There is a certain familiar ring to the story of the party gatecrashers who caused £20,000 worth of damage after a teenager’s house party got out of hand.
The 17 year-old girl planned to have 30 or 40 of her closest friends around over Easter while her parents were away.
But after details of the party were posted on MySpace, almost 200 turned up and committed what the girl’s mother described as “house rape”.
One thing that interests me is the fact that so much of the coverage for this story focuses a lot on the internet angle – “web revellers going on the rampage”, for example.
But this is not a unique event caused by the internet. Teenagers have been holding parties that have got out of hand for decades and parents’ houses have suffered at the hands of gatecrashers long before the rise of the internet.
I seem to recall the last story of this type, when damage running into ens of thousands of pounds was caused to a nice suburban house, was the result of text messages being sent from person to person telling them where the party was taking place.
Before that, it was simple word of mouth that saw innocent teenage parties get out of hand.

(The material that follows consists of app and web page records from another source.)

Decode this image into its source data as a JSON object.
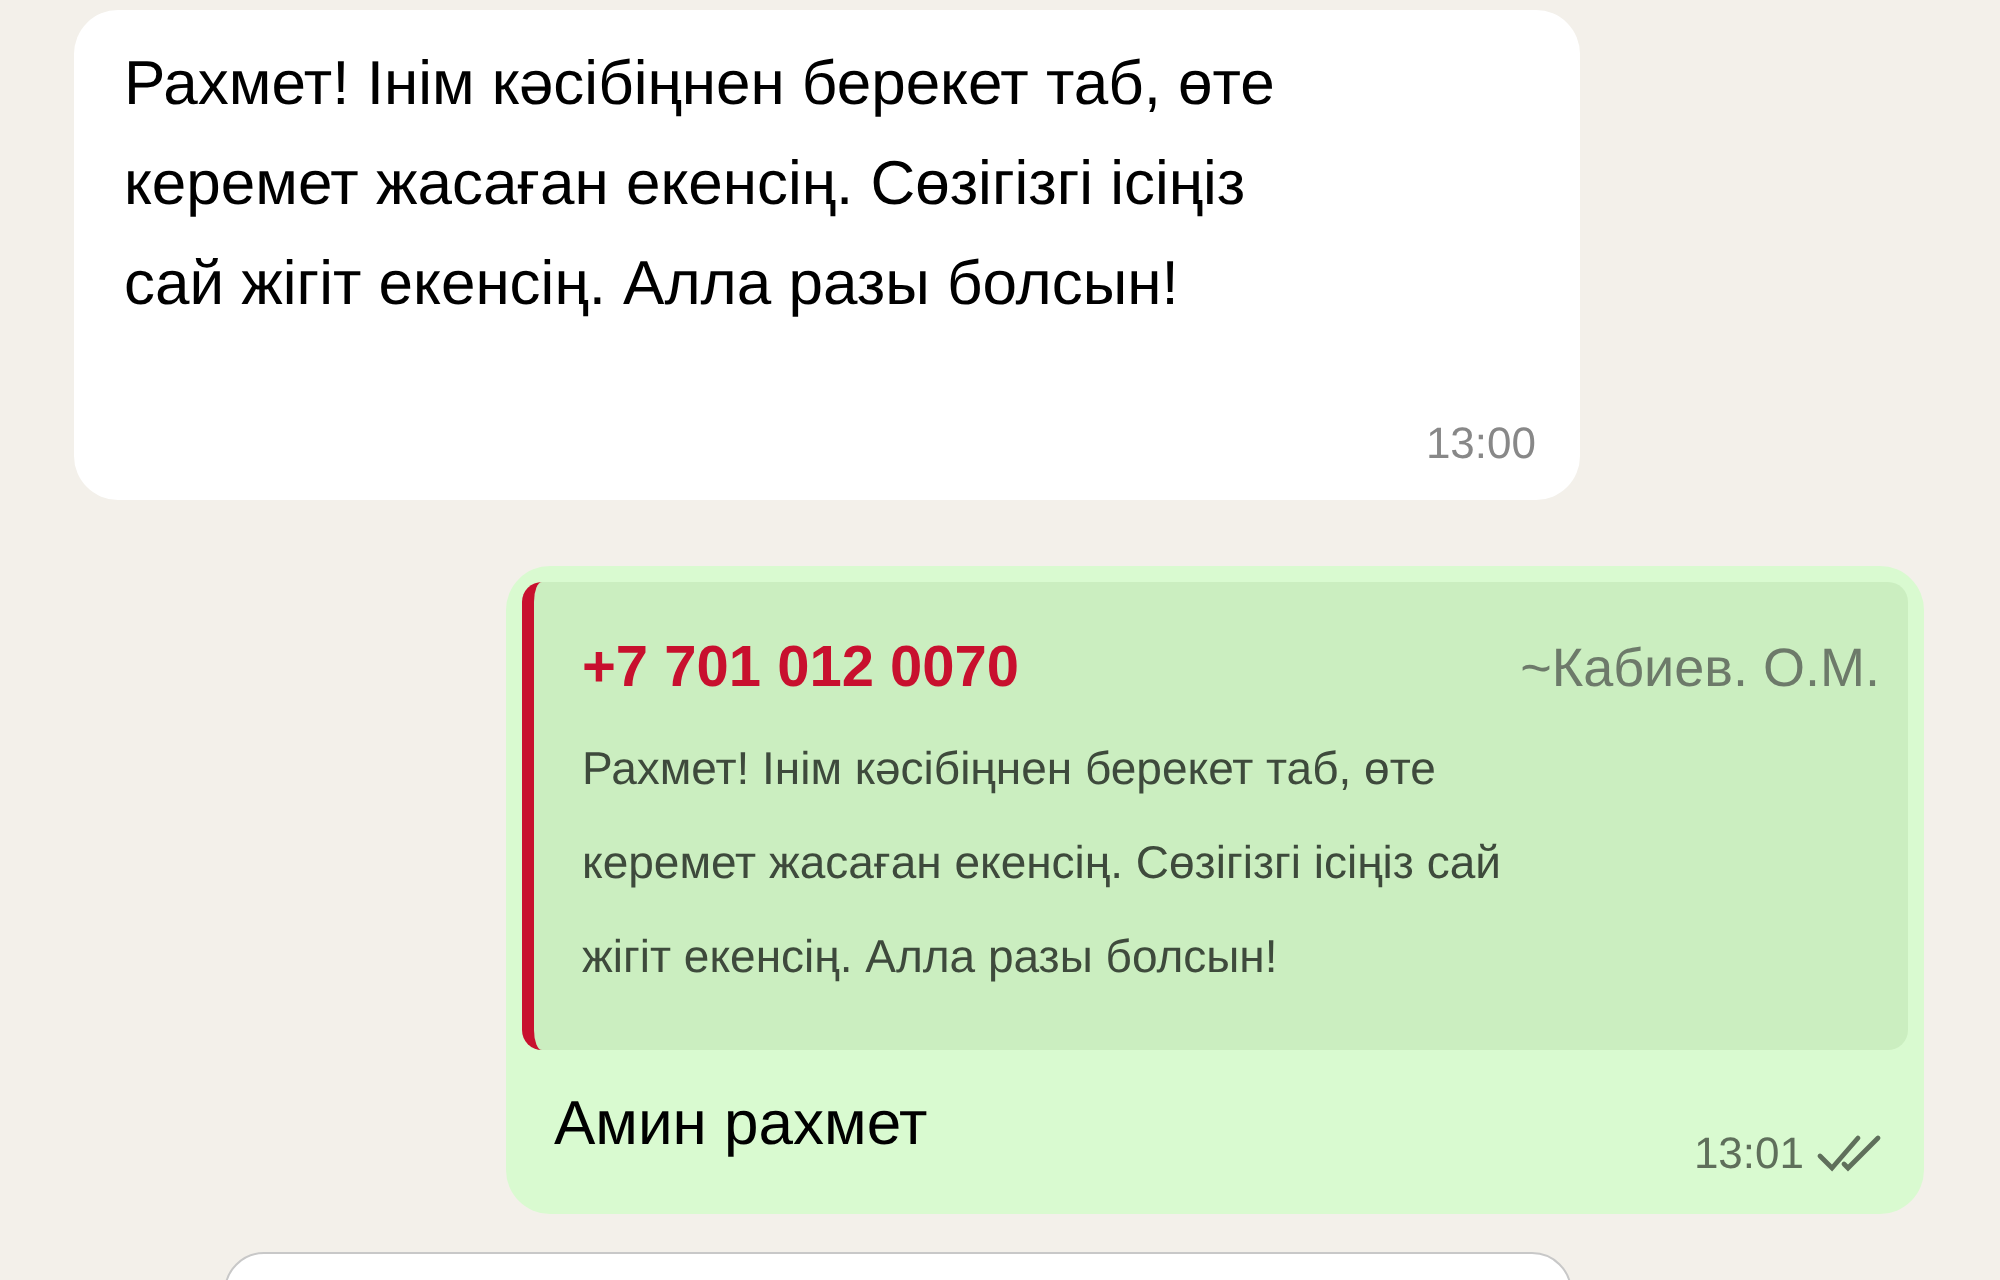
{
  "messages": [
    {
      "kind": "incoming",
      "text": "Рахмет! Інім кәсібіңнен берекет таб, өте керемет жасаған екенсің. Сөзігізгі ісіңіз сай жігіт екенсің. Алла разы болсын!",
      "time": "13:00"
    },
    {
      "kind": "outgoing",
      "quote": {
        "phone": "+7 701 012 0070",
        "sender": "~Кабиев. О.М.",
        "text": "Рахмет! Інім кәсібіңнен берекет таб, өте керемет жасаған екенсің. Сөзігізгі ісіңіз сай жігіт екенсің. Алла разы болсын!"
      },
      "text": "Амин рахмет",
      "time": "13:01",
      "read": true
    }
  ]
}
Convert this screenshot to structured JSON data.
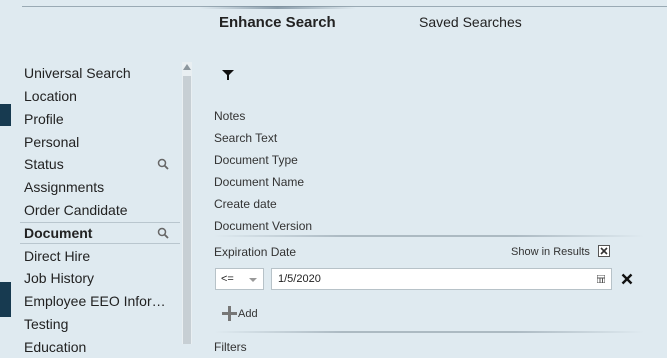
{
  "tabs": {
    "enhance": "Enhance Search",
    "saved": "Saved Searches"
  },
  "sidebar": {
    "items": [
      {
        "label": "Universal Search"
      },
      {
        "label": "Location"
      },
      {
        "label": "Profile"
      },
      {
        "label": "Personal"
      },
      {
        "label": "Status"
      },
      {
        "label": "Assignments"
      },
      {
        "label": "Order Candidate"
      },
      {
        "label": "Document"
      },
      {
        "label": "Direct Hire"
      },
      {
        "label": "Job History"
      },
      {
        "label": "Employee EEO Infor…"
      },
      {
        "label": "Testing"
      },
      {
        "label": "Education"
      }
    ],
    "active": "Document"
  },
  "fields": [
    "Notes",
    "Search Text",
    "Document Type",
    "Document Name",
    "Create date",
    "Document Version"
  ],
  "expiration": {
    "label": "Expiration Date",
    "show_in_results": "Show in Results",
    "operator": "<=",
    "value": "1/5/2020"
  },
  "add_label": "Add",
  "next_section": "Filters",
  "colors": {
    "accent": "#173a50",
    "background": "#dfeaf0"
  }
}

The internet is not to blame for this party of mass destruction. It is much more simple than that.
Kids, don’t you just love ’em.